Before I leave the subject of the second season of NBC's Saturday Night (as it was known at the time) (and you should not construe this, by the way, as some sort of promise that I will now stop writing about the second season of NBC's Saturday Night, because I promise nothing of the sort), I wanted to address a common misconception, fostered by Tom Shales and James Andrew Miller's oral history Live From New York, about Chevy Chase. Shales and Miller write that Chase "left at the end of the first season, returning in later years only for cameos and guest-hostings." This is not true.
The first show of the second season was hosted by Lily Tomlin, and Chevy was a major part of it, doing his patented Gerald Ford "imitation." Chevy was not on the following week, with Norman Lear, nor the next one, with Eric Idle. On both shows he phoned in to explain his absence, which was purportedly due to a bad fall he had taken on the first show, injuring his back, but really, who knows. On one of those shows, Richard Belzer (who was the warmup comedian for the studio audience) actually did the opening, claiming he was really Chevy Chase.
Chevy was back for the Karen Black show, the fourth of the season, and Steve Martin's first-ever hosting duties, in show Number Five. In the great "Jeopardy 1999" sketch, one of the answers was "Comedian whose career fizzled after leaving NBC's Saturday Night [as it was known at the time]." No one got the question, which was "Who was Chevy Chase?" Then, in the season's sixth outing, Buck Henry mentioned during his monologue that it was Chevy's last show, and that was that. There wasn't even a fond farewell during the good night. For the record, the date was October 30, 1976.
[When Paul Simon hosted on November 20, 1976, the opening showed him entering 30 Rock via the 52nd Street entrance, and there was Chevy, strumming his guitar and singing "This Land Is Your Land" and "Do You Know the Way to San Jose?," with his guitar case opened up for tips.]
For the next four shows, there were only six Not Ready for Prime Time Players: Garrett Morris, Belushi and Aykroyd, Jane, Laraine and Gilda. But after the show returned from its Christmas break, on January 15, 1977, with Ralph Nader hosting, Belushi was missing. In his stead was a mustachioed young man named Bill Murray, who wasn't introduced during the opening but appeared in several sketches; the very first sketch after Nader's monologue, in fact, was a Murray solo spot. By the next week, with Ruth Gordon hosting, Murray was listed as a Not Ready for Prime Time Player.

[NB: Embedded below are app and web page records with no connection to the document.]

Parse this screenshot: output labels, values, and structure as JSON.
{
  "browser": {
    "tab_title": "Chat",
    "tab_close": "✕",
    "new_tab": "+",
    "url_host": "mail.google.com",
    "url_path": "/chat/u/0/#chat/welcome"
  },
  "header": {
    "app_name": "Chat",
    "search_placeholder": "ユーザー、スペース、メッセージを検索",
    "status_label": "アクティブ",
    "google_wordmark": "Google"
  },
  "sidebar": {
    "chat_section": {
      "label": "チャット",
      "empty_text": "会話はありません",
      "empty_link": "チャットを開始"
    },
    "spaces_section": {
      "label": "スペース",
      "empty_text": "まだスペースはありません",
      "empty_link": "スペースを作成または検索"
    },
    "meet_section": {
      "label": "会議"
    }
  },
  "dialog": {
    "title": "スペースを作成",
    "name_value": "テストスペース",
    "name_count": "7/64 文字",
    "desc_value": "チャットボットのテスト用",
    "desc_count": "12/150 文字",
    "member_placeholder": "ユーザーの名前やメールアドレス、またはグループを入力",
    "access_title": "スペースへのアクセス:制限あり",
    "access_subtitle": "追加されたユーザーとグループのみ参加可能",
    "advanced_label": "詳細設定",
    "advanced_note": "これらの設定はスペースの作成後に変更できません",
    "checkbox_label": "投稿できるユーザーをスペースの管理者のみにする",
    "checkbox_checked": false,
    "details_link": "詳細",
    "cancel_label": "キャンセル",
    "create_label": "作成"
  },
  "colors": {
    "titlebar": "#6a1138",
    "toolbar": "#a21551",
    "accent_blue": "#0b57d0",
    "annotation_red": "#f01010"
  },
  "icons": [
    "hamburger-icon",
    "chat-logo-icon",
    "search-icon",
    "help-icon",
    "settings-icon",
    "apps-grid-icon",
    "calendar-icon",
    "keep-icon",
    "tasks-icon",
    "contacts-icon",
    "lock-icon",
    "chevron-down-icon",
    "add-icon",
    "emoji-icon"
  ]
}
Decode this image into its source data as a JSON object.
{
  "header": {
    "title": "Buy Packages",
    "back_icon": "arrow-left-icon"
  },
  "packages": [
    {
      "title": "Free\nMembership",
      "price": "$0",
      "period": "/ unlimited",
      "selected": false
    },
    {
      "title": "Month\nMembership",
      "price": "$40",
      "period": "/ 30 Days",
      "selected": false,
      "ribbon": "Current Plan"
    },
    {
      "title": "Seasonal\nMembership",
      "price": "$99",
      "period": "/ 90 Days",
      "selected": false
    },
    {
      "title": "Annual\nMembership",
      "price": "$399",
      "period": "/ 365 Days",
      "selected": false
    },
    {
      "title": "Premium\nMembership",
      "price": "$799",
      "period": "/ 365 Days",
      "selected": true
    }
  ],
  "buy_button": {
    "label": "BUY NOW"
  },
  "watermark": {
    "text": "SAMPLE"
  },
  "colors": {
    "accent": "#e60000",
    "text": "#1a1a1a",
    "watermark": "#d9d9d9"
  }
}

As an aside, I was dubious about that Belushi absence, even dubiouser than I was about Chase's absence, because after all it was John Belushi. He called in during the show, as Chase had done, explaining that he had torn the meniscus in his knee. Yeah, right, I thought, making the drinkee-drinkee motion. But then the next week, the Gordon show, Belushi was back but appeared in only one sketch, as Dino De Laurentiis being interviewed about King Kong by Tom Snyder on Tomorrow; he remained seated the entire time. (He hobbled onto the stage for the good night wave.) The next week, with Fran Tarkenton hosting, the conceit was that Belushi was coaching the show from the sidelines, meaning he could stand still the entire time. Again, he limped onto the stage at the end. So the Belushi injury was legitimate.
My primary point here is that the shorthand description that most people apply is that Chevy left when the first season ended, and Murray then took his spot. As you can see, the truth is more complicated than that. But Shales and Miller should have figured it out.
Incidentally, I enjoyed their book very much when it came out in 2002. At the time, I was fortunate enough to be working at Rolling Stone magazine, and Saturday Night Live has a similar history to that august institution: They were both countercultural landmarks that made their names very quickly, self-consciously upsetting the old order by speaking to young people. Then they settled into long, prosperous careers during which people incessantly complained that they weren't as good as they used to be, even though they were better than people gave them credit for.
And the old days, for both, weren't nearly as good as people thought. There was indeed a lot of groundbreaking stuff, but people don't recall what didn't work, like that horrible Aerosmith cover story from August of 1976 or the desperately unfunny Mary Tyler Moore Show parody on Steve Martin's first show. C'est la vie.